The US Preventive Services Task Force2 and the Canadian Task Force on Preventive Health Care3 therefore recommend against routine electronic FHR monitoring for low-risk women in labor. Furthermore, both task forces have concluded that evidence is insufficient to recommend for, or against, electronic FHR monitoring in high-risk women in labor.
In contrast, a 2005 ACOG bulletin recommends continuous FHR monitoring for high-risk women during labor and intermittent FHR monitoring, by auscultation or electronic means, during labor in uncomplicated pregnancies.4 The bulletin notes that it may be logistically difficult on most labor units to adequately execute a plan to provide intermittent auscultation because the team does not have time to assess FHR frequently by auscultation.
From a practical viewpoint, medicolegal precedent and the opinion of OB experts has led to FHR monitoring of most laboring women in US hospitals.
“Normal,” “abnormal,” and “indeterminate” categories
New NICHD guidelines1 divide all FHR patterns into three categories:
Category I: Normal A Category I FHR pattern has the following four characteristics:
- baseline rate, 110–160 bpm
- moderate variability (6–25 bpm)
- absence of late or variable decelerations
- absence or presence of early decelerations or accelerations.
Patterns in Category I are almost always associated with normal fetal acid–base status. No specific obstetric intervention is necessary when a Category I FHR pattern is observed.
Category II: Indeterminate Category II comprises all FHR patterns not in Category I or III. Category II tracings are not predictive of abnormal fetal acid–base status. When a Category II tracing is identified, a fetal scalp stimulation test may help identify fetuses in which acid–base status is normal.
Category III: Abnormal The new NICHD guidelines label four FHR patterns as abnormal. One of the abnormal patterns is a sinusoidal heart rate, defined as a pattern of regular variability resembling a sine wave, with fixed periodicity of 3–5 cycles/ min and amplitude of 5–40 bpm. A sinusoidal pattern may indicate fetal anemia caused by fetomaternal hemorrhage or alloimmunization.
The other three abnormal FHR patterns in Category III are diagnosed when baseline FHR variability is absent and any one of the following is present:
- recurrent late decelerations
- recurrent variable deceleration
These patterns are predictive of abnormal fetal acid–base status.
NICHD categories and practical matters

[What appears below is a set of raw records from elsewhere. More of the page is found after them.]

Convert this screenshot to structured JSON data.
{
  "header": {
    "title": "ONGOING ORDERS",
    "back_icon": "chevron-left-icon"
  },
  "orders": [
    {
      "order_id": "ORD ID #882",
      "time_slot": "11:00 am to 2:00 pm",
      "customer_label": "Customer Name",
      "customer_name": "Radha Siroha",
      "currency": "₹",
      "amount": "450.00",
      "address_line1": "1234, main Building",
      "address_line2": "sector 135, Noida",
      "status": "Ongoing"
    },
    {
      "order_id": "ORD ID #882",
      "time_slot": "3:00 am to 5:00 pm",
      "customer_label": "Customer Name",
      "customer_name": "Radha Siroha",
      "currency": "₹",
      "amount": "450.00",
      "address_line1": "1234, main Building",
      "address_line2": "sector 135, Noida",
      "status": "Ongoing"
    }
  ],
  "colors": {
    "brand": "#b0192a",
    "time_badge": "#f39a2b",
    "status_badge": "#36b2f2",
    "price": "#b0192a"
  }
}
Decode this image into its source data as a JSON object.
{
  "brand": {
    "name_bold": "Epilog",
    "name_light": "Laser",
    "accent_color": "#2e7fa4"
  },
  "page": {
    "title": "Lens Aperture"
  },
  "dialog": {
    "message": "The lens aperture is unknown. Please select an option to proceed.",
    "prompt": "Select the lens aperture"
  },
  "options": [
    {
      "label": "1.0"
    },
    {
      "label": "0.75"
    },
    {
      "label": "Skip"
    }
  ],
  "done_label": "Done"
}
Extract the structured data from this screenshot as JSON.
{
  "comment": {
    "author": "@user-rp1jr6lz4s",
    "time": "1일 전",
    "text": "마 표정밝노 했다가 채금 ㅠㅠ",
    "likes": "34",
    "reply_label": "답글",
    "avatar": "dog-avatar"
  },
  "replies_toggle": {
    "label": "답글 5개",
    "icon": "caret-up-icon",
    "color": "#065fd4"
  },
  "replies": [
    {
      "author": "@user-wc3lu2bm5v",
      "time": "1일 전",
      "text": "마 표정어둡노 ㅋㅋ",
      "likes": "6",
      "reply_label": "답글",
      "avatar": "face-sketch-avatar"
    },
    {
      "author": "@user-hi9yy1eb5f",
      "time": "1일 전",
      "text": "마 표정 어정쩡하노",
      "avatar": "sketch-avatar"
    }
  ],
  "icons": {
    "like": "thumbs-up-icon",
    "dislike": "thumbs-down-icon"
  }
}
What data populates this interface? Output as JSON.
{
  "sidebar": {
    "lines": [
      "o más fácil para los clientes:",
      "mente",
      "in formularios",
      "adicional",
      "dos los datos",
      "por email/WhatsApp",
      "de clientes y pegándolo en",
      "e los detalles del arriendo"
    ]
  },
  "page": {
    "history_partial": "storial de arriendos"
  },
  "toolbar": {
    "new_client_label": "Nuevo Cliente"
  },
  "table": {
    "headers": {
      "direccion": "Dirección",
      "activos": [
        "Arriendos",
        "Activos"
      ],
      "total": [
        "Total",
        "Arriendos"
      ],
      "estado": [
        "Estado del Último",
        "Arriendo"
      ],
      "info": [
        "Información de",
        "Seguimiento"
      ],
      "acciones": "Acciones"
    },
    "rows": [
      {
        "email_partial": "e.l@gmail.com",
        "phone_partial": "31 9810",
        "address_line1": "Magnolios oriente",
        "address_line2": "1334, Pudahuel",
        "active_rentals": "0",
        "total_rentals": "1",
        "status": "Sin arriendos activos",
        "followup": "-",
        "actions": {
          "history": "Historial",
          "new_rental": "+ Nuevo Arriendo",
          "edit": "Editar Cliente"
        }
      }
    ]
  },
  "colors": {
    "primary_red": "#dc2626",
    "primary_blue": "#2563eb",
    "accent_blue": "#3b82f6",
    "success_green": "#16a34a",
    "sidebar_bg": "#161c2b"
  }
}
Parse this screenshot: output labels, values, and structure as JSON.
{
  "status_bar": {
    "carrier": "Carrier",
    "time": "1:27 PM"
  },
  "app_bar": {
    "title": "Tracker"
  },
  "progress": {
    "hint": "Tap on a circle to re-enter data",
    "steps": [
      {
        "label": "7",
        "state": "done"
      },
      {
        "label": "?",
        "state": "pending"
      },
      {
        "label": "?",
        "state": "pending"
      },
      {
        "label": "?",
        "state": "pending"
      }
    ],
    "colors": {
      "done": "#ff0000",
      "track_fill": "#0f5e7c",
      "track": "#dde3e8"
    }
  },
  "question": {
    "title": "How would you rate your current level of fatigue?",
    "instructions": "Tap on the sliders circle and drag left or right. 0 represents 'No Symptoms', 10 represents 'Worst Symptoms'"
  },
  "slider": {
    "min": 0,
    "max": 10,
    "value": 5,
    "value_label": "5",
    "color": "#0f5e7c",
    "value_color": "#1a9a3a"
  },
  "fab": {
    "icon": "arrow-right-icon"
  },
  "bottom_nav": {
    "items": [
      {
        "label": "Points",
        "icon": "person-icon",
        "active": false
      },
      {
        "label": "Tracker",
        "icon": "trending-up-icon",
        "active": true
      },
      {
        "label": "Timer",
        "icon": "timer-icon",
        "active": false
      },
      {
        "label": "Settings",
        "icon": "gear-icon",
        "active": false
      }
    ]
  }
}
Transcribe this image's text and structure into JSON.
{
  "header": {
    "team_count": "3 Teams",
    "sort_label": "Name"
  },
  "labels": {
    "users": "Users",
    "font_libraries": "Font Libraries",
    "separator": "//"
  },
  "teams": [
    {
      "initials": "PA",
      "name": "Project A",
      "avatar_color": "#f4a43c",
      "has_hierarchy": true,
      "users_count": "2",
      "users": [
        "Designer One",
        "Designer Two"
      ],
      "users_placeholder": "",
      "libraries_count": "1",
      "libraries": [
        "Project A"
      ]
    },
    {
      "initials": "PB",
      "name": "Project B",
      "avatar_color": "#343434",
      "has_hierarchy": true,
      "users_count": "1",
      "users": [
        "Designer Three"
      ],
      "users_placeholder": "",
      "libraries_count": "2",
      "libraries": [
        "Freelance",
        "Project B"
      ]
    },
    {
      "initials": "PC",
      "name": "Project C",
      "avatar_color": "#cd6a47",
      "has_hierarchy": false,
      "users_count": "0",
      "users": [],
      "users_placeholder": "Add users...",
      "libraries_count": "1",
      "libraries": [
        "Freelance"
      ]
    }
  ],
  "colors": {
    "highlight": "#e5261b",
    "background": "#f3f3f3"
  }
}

Management of labor is complex. When a Category I tracing is observed, obstetric issues, independent of the FHR tracing, occupy center stage in management.
When a Category II FHR tracing is observed, a fetal scalp stimulation test may help define fetal acid–base status. When gentle stroking of the fetal scalp for 15 seconds during a vaginal examination elicits an acceleration of 15 bpm for 15 seconds, fetal acid–base status is very likely normal.5
(Note: Fetal scalp stimulation is a diagnostic test, not a therapeutic intervention. The test should not be performed during a deceleration because the information gained in that setting doesn’t predict the acid–base status of the fetus.)
When a Category III tracing is observed, the presence of a responsible clinician at the bedside—one who is authorized to make decisions regarding timing and route of delivery—is of paramount importance. Efforts should be made to identify the cause of the nonreassuring FHR pattern and initiate a plan to improve fetal status. Standard interventions that may help to resolve the abnormal pattern (and that may also be warranted for some Category II tracings) include:
- supplemental oxygen to the mother
- a change in maternal position
- discontinuation of oxytocin
- resolution of maternal hypotension.
In most situations, expeditious delivery is likely warranted if an abnormal pattern persists.
Neutralizing a critical inconsistency—the observer
A major problem in the use of FHR tracings is significant interclinician variability in how they are interpreted.6 When clinicians disagree on the interpretation of a particular FHR pattern, it often becomes difficult to develop and execute a unified plan for managing the mother’s labor.